The job of allocating CPU time to different tasks within an operating system.
While scheduling is normally thought of as the running and interrupting of processes, in Linux, scheduling also includes the running of the various kernel tasks.
Running kernel tasks encompasses both tasks that are requested by a running process and tasks that execute internally on behalf of a device driver.
A request for kernel-mode execution can occur in two ways:
1. A running program may request an operating system service, either explicitly via a system call,
or implicitly, for example, when a page fault occurs.
2. A device driver may deliver a hardware interrupt that causes the CPU to start executing a
kernel-defined handler for that interrupt.
Kernel synchronization requires a framework that will allow the kernelís critical sections to run without interruption by another critical section.
Linux uses two techniques to protect critical sections:
1. Normal kernel code is non-preemptible
when a time interrupt is received while a process is executing a kernel system service routine, the kernelís need reached flag is set so that the scheduler will run once the system call has completed and control is about to be returned to user mode.
2. The second technique applies to critical sections that occur in an interrupt service routines.
By using the processorís interrupt control hardware to disable interrupts during a critical section, the kernel guarantees that it can proceed without the risk of concurrent access of shared data structures.

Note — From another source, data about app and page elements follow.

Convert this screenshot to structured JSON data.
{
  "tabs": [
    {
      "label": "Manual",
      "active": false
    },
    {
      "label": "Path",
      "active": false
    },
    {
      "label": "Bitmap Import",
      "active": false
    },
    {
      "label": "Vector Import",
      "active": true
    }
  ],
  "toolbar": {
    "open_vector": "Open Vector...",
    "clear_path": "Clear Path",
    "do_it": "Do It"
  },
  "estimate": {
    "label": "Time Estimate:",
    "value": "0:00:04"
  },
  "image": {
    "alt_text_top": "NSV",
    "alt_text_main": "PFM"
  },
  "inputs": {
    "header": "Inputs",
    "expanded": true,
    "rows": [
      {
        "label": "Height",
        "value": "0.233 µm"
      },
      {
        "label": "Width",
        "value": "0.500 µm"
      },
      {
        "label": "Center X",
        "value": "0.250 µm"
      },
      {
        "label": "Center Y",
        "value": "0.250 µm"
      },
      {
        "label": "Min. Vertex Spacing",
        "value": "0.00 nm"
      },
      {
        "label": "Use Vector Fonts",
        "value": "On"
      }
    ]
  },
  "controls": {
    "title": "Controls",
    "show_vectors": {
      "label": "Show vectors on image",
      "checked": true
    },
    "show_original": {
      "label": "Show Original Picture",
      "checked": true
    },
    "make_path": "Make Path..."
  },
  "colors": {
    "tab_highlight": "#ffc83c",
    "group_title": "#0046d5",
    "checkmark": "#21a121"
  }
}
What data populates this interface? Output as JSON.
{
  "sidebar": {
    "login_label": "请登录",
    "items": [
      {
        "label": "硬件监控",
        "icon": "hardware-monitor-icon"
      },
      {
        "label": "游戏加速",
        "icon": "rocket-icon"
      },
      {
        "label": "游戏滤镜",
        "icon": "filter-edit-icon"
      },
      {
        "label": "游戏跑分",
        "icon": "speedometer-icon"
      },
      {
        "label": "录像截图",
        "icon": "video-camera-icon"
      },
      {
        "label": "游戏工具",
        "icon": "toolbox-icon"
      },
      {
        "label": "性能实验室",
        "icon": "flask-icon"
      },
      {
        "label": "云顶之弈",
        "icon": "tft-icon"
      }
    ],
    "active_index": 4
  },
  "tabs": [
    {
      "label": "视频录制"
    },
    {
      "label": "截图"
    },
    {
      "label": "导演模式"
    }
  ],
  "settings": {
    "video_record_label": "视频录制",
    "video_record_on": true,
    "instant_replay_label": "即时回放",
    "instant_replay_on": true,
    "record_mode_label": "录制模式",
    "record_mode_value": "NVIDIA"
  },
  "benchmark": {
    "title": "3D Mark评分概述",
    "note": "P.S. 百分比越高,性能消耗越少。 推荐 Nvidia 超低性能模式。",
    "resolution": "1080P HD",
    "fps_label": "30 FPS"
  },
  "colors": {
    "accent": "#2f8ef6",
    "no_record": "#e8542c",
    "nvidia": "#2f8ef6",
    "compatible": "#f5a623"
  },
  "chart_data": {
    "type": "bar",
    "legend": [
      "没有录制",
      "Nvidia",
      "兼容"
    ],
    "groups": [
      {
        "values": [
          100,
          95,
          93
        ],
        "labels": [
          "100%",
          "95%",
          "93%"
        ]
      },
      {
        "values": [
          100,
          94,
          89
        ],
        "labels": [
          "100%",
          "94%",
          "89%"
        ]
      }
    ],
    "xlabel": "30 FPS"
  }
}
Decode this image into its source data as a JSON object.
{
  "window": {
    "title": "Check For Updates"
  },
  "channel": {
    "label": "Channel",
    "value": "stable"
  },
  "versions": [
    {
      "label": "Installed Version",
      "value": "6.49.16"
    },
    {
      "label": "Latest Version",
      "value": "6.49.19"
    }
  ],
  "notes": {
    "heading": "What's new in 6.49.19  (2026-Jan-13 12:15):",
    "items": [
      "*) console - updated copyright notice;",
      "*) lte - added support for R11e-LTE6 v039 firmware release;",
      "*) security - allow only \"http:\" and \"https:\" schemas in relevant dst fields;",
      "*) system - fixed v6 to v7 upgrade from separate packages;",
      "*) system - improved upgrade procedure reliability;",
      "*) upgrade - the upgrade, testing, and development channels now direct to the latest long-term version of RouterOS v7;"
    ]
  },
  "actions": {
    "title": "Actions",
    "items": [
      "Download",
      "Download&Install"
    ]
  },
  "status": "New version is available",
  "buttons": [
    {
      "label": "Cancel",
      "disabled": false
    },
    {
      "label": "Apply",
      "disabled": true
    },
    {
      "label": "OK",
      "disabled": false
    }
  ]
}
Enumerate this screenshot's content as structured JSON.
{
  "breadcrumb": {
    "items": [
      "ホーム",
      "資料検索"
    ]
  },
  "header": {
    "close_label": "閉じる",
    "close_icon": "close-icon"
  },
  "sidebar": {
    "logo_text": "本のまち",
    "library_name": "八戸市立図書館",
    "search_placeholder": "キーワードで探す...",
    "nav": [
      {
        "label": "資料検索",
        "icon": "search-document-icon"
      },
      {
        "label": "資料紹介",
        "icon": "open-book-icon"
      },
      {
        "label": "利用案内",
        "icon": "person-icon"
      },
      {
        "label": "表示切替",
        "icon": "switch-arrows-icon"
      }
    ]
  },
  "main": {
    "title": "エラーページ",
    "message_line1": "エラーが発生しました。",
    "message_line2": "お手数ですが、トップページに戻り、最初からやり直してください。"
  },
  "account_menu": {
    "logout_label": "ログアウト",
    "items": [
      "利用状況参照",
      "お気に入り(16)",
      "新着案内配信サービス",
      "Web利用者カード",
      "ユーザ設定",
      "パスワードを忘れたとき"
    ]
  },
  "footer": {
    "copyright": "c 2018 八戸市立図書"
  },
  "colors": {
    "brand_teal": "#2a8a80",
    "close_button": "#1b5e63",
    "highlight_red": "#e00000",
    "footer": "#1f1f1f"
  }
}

To avoid performance penalties, Linuxís kernel uses a synchronization architecture that allows long critical sections to run without having interrupts disabled for the critical sectionís entire duration.
Interrupt service routines are separated into a top half and a bottom half.
1. The top half is a normal interrupt service routine, and runs with recursive interrupts disabled.
2. The bottom half is run, with all interrupts enabled, by a miniature scheduler that ensures that
bottom halves never interrupt themselves.
3. This architecture is completed by a mechanism for disabling selected bottom halves while
executing normal, foreground kernel code.
Interrupt Protection Levels
Each level may be interrupted by code running at a higher level, but will never be interrupted by code running at the same or a lower level.
User processes can always be preempted by another process when a time-sharing scheduling interrupt occurs.
Linux uses two process-scheduling algorithms:
1. A time-sharing algorithm for fair preemptive scheduling between multiple processes
2. A real-time algorithm for tasks where absolute priorities are more important than fairness
A processís scheduling class defines which algorithm to apply.
For time-sharing processes, Linux uses a prioritized, credit based algorithm.
1. The crediting rule factors in both the processís history and its priority.
2. This crediting system automatically prioritizes interactive or I/O-bound processes.
credits : = credits + priority
Linux implements the FIFO and round-robin real-time scheduling classes; in both cases, each process has a priority in addition to its scheduling class.
1. The scheduler runs the process with the highest priority; for equal-priority processes, it runs
the longest-waiting one
2. FIFO processes continue to run until they either exit or block
3. A round-robin process will be preempted after a while and moved to the end of the scheduling
queue, so that round robin processes of equal priority automatically time-share between
Linux 2.0 was the first Linux kernel to support SMP hardware; separate processes or threads can execute in parallel on separate processors.
To preserve the kernelís nonpre-emptible synchronization requirements, SMP imposes the restriction, via a single kernel spin lock, that only one processor at a time may execute kernel-mode code.